Reviewed by MovieMoxie's Alicia Glass
After answering an online ad for sex with an older woman, three high school boys find much more than they bargained for at the hands of religious nutcases!
This is supposed to be a horror flick directed and written by Kevin Smith. I see almost nothing of Smith’s usual work in here – witty and cutting dialogue, sharp ironic moments, fine thought-provoking acting. The film isn’t a comedy by any means, and there is very little in what one could consider to be horror either. Not a thriller or suspense movie either, for there’s very little of either of those categories as well. What we have here is a kind of Devil’s Rejects and Frailty mish-mash that makes little sense at all.
Travis, Billy-Ray and Jarod, are typical high school boys bent only on getting laid. They discover an ad online where an older woman says she’ll have sex with all three of them at the same time. What else to do, but road trip! They meet up with the woman, in a trailer of course, not exactly dressed for seduction, but she does quickly talk all three boys into downing at least two laced beers. Surprise surprise, the boys wake to find themselves in various compromising positions, held hostage by Abin Cooper and the Five Points Church.

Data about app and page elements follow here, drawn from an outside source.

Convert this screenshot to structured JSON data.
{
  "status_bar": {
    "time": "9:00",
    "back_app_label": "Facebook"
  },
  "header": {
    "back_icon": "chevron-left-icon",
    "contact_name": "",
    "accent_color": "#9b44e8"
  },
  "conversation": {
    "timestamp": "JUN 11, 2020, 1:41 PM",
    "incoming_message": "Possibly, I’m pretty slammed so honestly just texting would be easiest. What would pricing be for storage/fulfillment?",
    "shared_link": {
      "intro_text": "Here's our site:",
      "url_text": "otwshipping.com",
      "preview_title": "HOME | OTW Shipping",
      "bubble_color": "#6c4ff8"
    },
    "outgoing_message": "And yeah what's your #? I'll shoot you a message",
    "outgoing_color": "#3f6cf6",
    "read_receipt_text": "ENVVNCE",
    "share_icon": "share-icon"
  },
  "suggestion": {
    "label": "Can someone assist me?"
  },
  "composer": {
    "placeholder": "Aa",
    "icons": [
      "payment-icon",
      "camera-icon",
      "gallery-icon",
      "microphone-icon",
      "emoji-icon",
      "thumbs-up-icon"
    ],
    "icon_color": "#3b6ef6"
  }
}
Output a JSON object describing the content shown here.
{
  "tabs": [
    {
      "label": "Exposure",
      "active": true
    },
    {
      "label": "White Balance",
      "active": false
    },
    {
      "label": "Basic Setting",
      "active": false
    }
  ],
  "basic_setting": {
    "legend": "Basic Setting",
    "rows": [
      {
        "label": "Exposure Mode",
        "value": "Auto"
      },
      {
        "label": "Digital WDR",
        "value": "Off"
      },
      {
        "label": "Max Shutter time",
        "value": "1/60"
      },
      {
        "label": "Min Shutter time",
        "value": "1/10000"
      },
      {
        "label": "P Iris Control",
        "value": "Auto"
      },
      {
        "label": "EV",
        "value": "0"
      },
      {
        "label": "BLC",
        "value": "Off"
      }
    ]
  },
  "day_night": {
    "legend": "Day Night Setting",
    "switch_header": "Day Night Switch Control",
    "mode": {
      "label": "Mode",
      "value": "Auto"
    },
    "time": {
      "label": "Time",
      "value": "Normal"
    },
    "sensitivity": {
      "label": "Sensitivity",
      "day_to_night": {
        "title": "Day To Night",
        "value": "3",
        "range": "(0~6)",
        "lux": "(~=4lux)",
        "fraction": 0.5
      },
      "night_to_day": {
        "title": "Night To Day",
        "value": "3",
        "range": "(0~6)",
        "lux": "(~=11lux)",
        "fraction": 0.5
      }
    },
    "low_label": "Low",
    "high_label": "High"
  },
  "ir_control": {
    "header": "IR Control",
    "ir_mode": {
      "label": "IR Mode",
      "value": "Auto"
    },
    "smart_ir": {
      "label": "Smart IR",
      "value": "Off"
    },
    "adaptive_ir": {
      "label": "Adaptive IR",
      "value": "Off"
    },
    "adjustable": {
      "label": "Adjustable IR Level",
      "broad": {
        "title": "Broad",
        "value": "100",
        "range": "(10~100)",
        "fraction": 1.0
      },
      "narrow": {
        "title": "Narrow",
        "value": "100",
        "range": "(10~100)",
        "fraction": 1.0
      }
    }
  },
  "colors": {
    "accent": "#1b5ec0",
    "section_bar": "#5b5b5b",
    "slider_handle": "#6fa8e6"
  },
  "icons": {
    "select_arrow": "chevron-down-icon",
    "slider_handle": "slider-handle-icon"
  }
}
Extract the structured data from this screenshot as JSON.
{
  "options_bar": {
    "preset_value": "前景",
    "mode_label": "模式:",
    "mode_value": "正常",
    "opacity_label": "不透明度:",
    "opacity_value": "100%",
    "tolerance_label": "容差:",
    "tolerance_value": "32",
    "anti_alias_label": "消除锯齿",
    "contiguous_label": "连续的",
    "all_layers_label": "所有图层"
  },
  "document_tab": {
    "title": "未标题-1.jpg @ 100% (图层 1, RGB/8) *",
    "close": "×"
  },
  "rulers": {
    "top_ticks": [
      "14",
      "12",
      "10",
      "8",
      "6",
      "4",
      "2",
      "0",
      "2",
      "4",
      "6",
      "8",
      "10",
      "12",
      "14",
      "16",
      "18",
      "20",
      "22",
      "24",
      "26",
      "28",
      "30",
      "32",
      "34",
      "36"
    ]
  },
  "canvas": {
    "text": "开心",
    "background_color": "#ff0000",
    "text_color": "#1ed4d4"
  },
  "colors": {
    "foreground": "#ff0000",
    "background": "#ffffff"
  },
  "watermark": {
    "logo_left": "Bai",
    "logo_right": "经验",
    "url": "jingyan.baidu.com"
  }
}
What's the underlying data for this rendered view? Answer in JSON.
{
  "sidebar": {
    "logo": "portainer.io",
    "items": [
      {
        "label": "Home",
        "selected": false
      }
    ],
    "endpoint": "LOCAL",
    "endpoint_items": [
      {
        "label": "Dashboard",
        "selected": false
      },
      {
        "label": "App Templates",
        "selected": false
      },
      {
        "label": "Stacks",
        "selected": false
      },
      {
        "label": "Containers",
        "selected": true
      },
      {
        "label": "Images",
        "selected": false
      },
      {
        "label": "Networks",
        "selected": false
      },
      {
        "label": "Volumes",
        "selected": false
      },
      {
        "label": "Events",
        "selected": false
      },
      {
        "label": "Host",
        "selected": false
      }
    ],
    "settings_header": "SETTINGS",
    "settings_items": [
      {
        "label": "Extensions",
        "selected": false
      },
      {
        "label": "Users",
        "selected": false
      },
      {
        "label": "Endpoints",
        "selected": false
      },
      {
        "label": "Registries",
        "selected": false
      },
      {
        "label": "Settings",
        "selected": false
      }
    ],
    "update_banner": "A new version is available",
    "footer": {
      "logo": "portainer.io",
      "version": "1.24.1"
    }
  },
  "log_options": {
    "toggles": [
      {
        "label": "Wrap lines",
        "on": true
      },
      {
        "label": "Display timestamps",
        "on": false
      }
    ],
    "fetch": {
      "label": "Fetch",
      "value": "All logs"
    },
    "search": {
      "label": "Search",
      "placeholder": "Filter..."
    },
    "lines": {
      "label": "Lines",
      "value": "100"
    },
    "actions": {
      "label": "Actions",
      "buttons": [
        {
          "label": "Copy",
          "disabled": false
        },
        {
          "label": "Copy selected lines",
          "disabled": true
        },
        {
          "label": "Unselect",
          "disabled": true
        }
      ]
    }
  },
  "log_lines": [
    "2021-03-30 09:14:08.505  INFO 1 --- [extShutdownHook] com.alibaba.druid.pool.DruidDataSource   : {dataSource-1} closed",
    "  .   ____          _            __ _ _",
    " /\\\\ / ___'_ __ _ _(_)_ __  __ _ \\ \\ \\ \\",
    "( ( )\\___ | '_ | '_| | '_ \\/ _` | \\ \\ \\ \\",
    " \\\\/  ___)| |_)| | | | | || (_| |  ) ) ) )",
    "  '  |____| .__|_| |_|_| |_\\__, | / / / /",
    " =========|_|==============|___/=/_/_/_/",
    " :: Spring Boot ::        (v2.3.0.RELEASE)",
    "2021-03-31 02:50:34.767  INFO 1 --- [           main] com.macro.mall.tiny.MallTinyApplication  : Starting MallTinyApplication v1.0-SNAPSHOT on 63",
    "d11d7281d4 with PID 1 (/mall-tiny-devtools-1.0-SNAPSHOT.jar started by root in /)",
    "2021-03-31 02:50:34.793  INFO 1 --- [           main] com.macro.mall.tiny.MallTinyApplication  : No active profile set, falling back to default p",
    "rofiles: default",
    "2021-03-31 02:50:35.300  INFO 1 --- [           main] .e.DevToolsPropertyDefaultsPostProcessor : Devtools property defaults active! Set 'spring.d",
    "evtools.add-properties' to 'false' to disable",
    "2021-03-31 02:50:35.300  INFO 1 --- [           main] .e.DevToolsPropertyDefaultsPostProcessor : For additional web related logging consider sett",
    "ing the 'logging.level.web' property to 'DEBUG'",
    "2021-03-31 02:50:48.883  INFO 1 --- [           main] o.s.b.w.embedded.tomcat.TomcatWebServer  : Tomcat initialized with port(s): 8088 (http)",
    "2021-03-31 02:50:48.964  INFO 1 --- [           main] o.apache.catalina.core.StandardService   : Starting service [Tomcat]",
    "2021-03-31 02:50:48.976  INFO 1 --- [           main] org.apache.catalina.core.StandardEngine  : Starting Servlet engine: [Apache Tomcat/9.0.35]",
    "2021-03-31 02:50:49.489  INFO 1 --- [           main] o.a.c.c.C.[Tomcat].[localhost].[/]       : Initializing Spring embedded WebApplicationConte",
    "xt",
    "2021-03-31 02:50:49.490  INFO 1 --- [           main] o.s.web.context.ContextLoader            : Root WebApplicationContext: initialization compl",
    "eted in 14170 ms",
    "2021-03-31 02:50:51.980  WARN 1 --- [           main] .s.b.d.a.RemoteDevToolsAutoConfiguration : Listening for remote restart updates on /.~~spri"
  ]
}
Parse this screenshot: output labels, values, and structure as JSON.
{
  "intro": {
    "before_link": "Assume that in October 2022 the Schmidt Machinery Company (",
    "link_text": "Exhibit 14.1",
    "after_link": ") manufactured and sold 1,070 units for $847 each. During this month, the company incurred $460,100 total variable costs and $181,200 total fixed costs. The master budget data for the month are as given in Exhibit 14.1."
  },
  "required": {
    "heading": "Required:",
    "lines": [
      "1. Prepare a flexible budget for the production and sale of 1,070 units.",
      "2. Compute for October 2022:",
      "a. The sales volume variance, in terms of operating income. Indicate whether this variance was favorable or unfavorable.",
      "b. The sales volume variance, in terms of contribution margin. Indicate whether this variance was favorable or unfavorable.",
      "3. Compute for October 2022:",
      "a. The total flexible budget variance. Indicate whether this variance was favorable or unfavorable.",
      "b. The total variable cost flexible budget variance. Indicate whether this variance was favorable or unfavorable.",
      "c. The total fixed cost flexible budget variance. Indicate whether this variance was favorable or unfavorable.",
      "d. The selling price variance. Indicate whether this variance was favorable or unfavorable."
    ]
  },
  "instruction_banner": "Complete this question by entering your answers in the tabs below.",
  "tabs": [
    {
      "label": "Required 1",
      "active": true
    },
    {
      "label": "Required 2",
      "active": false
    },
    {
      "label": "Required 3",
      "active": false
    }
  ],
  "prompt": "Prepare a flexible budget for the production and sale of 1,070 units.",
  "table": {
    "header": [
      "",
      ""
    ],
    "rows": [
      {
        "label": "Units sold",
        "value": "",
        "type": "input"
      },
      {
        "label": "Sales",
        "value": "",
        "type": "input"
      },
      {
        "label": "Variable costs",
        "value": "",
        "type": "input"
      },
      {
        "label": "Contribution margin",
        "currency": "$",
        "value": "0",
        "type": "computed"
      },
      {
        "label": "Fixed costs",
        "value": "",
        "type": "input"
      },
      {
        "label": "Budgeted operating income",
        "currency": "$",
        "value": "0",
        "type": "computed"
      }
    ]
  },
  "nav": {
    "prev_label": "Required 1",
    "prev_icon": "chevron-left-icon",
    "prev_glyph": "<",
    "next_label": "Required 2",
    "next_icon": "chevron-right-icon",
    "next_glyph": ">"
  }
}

Cooper delivers a grand speech about how the evil in this world is the fault of the homosexuals, shouted encouragement from his flock, and then proceeds to make with the sacrificing of people. Or tries to. Our three heroes, who’ve apparently stumbled right into a Hostel (get it?!) situation, proceed to stumble all over each other in their efforts to get out as quickly as possible. While this is going on, the compound is now being investigated by the Law, led by the already-hamstrung ATF Agent Joseph Keenan, acted by John Goodman. His is the only really good role, and even that is flat and not very explored. There’s a firefight, a last confrontation amid the ringing of what everyone thinks is the Last Bells to usher in the End Times, and a lot more wasted death. No real gore, no jump scares, perhaps some screaming irony in one of Heroes’ deaths, but mostly a streeeetch towards the bleakness style of The Last Exorcism.
I must question why Smith thought this would be a good idea. And then there’s even the title, Red State, which can be taken as a metaphor any number of ways, like many of his movies, yet somehow lacks his normal snark. See it if you must, just to say yes I saw Kevin Smiths’ horror film, and then I’d advise catching something else on Netflix.
- 30 -
Alicia Glass has been the Editor in Chief and the moving force behind MovieMoxie.net since 2009.